Tisdale attributed it to mostly clerical error, some of it being things not put into the budget to begin with. She mentioned things like the $36,300 COVID-19 payment from the Phase 1 Safe Restart for COVID-19 supplies in the Emergency Measure Account, which was additional funding not budgeted for, and resulting in a sizeable variance in the report.

She felt that overall if they pay attention throughout the year and make any necessary changes as they happen, they won’t have a repeat of such a lengthy quarterly report again, and can avoid having any sizeable variances in further reports.

Another example of an unforeseen expenditure that wasn’t budgeted for and accounted for a sizeable variance was a charge for $19,392.94, that Tisdale says were mostly for legal costs related to the engineering and planning of Limerick Lake Estates. They were charges from Jewel Engineering with regard to the development. No money was budgeted for this in 2020 so there was a large variance in this category as a result.

“Some of these costs will be recovered through agreements with the contractors and engineers. This was not one charge, but an accumulation of charges throughout the year,” she says.
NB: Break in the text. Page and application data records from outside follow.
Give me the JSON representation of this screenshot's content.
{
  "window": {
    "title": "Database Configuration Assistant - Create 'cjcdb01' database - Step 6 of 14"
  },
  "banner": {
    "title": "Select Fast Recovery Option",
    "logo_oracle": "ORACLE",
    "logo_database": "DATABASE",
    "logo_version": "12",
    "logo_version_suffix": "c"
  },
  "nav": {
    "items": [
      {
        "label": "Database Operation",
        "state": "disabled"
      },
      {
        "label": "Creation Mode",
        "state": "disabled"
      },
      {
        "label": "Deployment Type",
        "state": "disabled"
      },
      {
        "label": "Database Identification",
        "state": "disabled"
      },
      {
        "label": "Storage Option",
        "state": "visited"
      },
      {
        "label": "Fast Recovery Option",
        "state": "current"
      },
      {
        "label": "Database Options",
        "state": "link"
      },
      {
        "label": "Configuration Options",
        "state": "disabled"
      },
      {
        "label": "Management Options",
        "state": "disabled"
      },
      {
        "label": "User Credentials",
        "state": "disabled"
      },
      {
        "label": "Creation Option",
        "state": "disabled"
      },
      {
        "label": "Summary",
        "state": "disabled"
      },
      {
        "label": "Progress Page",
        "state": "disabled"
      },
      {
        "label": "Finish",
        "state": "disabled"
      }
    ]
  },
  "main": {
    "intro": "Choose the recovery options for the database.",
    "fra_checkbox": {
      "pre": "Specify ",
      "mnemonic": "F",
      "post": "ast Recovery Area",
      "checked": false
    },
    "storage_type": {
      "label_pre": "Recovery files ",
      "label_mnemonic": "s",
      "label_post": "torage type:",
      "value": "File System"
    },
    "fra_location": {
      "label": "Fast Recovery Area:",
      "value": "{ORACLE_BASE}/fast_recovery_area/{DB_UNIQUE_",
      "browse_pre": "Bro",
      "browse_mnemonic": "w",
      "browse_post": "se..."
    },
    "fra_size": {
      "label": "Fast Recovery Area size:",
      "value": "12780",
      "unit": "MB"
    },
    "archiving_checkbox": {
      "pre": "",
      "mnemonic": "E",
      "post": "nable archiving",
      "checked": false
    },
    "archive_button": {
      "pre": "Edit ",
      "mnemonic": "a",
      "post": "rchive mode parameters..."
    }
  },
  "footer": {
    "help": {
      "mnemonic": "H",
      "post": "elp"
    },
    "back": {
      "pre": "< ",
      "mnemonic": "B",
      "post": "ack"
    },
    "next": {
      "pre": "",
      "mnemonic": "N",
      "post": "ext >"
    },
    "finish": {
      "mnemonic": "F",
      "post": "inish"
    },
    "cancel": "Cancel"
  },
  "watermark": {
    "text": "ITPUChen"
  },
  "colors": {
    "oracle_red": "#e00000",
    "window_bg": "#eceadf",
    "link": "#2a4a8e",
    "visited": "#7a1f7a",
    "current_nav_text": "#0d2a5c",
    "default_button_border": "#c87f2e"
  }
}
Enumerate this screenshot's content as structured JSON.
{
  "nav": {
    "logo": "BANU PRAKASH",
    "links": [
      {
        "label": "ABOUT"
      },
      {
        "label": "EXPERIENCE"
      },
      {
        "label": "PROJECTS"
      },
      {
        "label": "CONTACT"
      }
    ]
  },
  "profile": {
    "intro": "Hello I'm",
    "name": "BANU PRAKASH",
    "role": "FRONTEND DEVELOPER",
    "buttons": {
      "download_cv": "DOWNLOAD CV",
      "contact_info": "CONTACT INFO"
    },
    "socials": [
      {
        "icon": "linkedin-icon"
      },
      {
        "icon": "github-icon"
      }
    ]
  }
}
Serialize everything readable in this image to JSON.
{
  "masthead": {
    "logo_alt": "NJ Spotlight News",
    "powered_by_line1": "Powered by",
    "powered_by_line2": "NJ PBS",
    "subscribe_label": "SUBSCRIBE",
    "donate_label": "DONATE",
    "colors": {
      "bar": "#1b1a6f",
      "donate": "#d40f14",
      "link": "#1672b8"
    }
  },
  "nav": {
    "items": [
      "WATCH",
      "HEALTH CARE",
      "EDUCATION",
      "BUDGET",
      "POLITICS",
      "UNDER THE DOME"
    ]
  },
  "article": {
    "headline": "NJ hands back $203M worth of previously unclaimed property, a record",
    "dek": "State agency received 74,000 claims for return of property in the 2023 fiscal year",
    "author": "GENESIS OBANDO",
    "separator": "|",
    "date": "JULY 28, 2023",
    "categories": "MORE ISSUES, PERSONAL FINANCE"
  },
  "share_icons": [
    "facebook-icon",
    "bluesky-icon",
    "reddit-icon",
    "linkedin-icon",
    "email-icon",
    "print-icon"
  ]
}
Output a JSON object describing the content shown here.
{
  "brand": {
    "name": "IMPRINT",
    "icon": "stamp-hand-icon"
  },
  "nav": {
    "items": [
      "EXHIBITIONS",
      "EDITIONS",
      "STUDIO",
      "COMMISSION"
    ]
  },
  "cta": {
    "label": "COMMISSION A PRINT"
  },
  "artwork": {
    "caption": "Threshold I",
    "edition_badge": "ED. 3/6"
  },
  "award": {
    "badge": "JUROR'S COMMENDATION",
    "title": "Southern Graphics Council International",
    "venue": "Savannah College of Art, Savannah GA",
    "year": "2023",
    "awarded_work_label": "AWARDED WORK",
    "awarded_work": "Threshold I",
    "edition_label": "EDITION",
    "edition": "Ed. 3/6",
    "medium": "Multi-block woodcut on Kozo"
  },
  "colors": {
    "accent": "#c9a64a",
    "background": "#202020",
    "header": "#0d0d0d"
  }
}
A third example was with the Downtown Revitalization Fund account, which had a budget of $37,951.61 from last year, and the budget for 2020 was $500. Funds were not entirely spent in 2019 so there was $4,000 carried over into this year, accounting for the variance. Some of those funds went to signage around the township and the bench in St. Ola.

Tisdale says that this was a new report that they were implementing for council so it looks a lot larger with more changes and corrections than a regular quarterly report would look.

“Overall, I think that we are doing pretty well as far as staying on budget. Going forward with the township, we will be doing regular quarterly reports to council, thus ensuring that we stay on target all year round.”

Michael Riley, Local Journalism Initiative Reporter, The Bancroft Times